The fact that the Mitsubishi got tested by the European New Car Assessment Programme (Euro NCAP), while the other contender didn't, offers a slight advantage, as the 4-star rating is better than none. Still, apart from the official crash test results there are other things we need to be aware of. Both vehicles belong to the suv segment, which is generally a very good thing safety-wise, still it doesn't help us solve our dilemma, does it? On the other hand, if we'd like to consider vehicle mass in this context too, which we definitely should, the German car offers a considerable difference of 10% more metal.Reliability

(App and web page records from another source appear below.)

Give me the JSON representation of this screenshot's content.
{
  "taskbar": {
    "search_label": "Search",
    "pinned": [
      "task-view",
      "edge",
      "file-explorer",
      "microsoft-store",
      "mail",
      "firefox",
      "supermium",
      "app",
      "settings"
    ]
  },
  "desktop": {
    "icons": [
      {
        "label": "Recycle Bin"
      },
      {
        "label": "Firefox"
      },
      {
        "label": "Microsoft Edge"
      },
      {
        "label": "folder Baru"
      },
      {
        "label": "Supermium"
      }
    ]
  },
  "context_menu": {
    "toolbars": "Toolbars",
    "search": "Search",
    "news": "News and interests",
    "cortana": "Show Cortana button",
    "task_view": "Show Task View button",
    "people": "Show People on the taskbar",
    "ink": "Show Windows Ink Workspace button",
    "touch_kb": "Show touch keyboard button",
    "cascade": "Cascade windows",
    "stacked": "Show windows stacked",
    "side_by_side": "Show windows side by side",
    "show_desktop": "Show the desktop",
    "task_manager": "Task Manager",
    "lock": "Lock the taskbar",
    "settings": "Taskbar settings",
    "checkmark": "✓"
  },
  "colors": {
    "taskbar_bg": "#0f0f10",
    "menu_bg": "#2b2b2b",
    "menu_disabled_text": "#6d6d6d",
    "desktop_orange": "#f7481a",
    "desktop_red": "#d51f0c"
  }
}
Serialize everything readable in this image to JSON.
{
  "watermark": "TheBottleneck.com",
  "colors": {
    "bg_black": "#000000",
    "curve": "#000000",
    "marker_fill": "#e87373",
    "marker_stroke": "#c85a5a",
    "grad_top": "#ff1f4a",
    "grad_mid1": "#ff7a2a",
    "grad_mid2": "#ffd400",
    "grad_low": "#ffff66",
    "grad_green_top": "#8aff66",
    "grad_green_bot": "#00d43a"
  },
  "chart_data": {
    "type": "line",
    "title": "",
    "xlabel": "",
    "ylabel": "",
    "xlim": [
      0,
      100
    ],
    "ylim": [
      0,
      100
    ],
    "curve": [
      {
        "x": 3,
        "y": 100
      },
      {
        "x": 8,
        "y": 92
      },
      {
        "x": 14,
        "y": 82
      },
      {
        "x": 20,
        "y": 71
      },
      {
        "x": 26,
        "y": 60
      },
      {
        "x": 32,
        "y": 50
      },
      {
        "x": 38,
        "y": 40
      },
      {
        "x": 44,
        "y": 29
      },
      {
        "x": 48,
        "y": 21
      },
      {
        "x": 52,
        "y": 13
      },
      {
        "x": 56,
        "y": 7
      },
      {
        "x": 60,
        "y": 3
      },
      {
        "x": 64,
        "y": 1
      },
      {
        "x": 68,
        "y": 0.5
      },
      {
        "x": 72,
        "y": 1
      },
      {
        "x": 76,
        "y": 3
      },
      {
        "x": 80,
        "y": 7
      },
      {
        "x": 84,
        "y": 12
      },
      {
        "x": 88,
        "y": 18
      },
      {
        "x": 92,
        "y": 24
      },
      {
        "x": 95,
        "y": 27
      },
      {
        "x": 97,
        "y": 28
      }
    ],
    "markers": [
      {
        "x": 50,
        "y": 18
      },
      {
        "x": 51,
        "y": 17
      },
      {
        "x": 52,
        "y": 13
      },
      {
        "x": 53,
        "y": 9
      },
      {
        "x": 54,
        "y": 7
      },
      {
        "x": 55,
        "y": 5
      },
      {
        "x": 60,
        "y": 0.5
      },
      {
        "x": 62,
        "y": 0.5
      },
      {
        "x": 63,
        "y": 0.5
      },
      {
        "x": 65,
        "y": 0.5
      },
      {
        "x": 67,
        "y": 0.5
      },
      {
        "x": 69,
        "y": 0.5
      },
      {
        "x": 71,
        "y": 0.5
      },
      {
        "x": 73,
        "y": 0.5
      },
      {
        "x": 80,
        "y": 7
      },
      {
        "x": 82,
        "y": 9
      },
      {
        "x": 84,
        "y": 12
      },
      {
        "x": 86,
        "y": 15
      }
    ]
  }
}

I don't like generalizing things when it comes to reliability, although it does seem that both brands display similar results in faults and breakdowns, all the models observed together. These are the results of an independent reasearch, while our visitors describe reliability of Mitsubishi with an average rating of 4.6, and models under the Opel badge with 4.2 out of 5. Unfortunatelly, I don't have enough insight that would allow me to comment in more details on the specific models level. We should definitely mention that owners of cars with the same powertrain as the Japanese car rank it on average as 5.0, while the one under the competitor's bonnet gets 3.0 out of 5.Performance & Fuel economy
Mitsubishi is a bit more agile, reaching 100km/h in 0.9 seconds less than its competitor. In addition to that it accelerates all the way to 200 kilometers per hour, 18km/h more than the other car. When it comes to fuel economy the winner has to be the Japanese car, averaging around 7.1 liters of fuel per 100 kilometers (40 mpg), in combined cycle. We can't ignore that 10% difference compared to the German car.
Mitsubishi appears just a bit more reliable, although the difference is truly marginal. The most important thing when deciding between any two vehicles should always be safety, both passive and active. In my opinion, everything taken into account, the Japanese car offers significantly better overall protection, taking the lead here. It all continues in the same direction, with Mitsubishi offering somewhat better performance, just enough to call it quicker. To make things even better, it consumps less fuel! All together, there's not much more to say, in this case I wouldn't even consider anything but Mitsubishi. In any case that's my personal view, built upon all the data available to me. What should decide here though is the way you feel about the two vehicles, and I hope you'll find my guidelines useful in the process. I suggest you spend two more minutes in order to find out which car, based on your needs and budget, would be picked by the virtual adviser™, among thousands of similar, yet so different vehicles.